  • Malicious Misnaming: Frank takes great pleasure in continually referring to Major Gurin, leader of the government troops, as "Lieutenant".
  • Name and Name: Alsino and the Condor
  • Narrator: Alsino is occasionally heard in narration, moving the story along.
  • Nose Art: "Condor" has a condor painted on the side of his helicopter.
  • Operation: [Blank]: Condor explains "Operation Preventative Medicine", in which, he calmly states, the villagers of the area will be relocated in order to prevent them having contact with the rebels in the hills. This is followed by a terrifying scene in which the army descends on Alsino's village, forcibly ejecting everyone from their homes and sending them on the trails out from the village.
  • Passion Play: A passion play goes through Alsino's village. Alsino tries to help the actor playing Jesus as he carries his cross, only to be angrily told "Get your own cross." The Jesus guy is up on his cross when the play is interrupted by a government bombing raid.
  • Significant Name: It can't be an accident that Condor's European-accented sidekick is named "Rohm".
  • Throwing Off the Disability: In a symbolic way. At the end Alsino has taken a rifle and calls himself "Manuel", the generic name of all government rebels. He then stands straight up for the first time since he fell out of the tree.
  • Well-Intentioned Extremist: Condor genuinely believes himself to be fighting for the forces of freedom against evil communism.
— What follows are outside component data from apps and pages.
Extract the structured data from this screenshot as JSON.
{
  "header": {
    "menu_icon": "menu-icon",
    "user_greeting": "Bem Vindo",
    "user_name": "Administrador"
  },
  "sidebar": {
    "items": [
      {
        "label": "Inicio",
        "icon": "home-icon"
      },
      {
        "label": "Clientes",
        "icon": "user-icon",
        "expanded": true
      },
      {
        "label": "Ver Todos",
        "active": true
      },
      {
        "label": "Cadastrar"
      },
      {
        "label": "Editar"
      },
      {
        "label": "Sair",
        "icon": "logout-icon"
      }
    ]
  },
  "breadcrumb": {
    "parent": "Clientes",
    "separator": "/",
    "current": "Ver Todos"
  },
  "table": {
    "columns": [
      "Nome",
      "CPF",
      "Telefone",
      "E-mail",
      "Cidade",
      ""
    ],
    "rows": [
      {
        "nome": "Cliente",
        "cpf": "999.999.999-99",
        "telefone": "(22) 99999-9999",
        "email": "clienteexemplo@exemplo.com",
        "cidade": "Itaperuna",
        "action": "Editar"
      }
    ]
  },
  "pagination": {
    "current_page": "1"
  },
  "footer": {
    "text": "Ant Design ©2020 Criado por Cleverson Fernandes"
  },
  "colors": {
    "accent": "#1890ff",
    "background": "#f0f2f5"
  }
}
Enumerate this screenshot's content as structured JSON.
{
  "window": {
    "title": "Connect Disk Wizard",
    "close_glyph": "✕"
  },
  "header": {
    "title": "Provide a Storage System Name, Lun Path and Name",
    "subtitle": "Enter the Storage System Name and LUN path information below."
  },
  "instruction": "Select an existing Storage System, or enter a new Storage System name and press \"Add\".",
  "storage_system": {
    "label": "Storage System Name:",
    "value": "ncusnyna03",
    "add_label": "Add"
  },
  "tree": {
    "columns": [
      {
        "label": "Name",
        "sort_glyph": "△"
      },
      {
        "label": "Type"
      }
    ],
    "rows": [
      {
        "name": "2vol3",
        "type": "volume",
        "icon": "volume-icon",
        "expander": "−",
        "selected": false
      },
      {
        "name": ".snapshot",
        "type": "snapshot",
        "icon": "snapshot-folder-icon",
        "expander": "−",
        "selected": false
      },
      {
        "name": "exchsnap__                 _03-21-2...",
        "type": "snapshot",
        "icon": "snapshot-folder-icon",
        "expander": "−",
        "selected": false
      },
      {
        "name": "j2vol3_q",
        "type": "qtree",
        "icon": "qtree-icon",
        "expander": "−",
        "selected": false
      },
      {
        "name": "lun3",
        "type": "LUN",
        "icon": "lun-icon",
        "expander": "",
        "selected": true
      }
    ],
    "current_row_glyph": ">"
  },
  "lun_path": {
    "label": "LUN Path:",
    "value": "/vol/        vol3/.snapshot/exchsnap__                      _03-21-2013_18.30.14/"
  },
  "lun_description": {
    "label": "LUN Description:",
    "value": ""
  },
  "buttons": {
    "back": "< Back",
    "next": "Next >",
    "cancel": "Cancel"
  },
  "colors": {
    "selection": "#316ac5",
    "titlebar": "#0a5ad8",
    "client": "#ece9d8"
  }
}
  • With Us or Against Us: Frank, who is starting to unravel under stress, screams at Rohm when Rohm says he's leaving.
    Frank: You're a Communist, or you're not!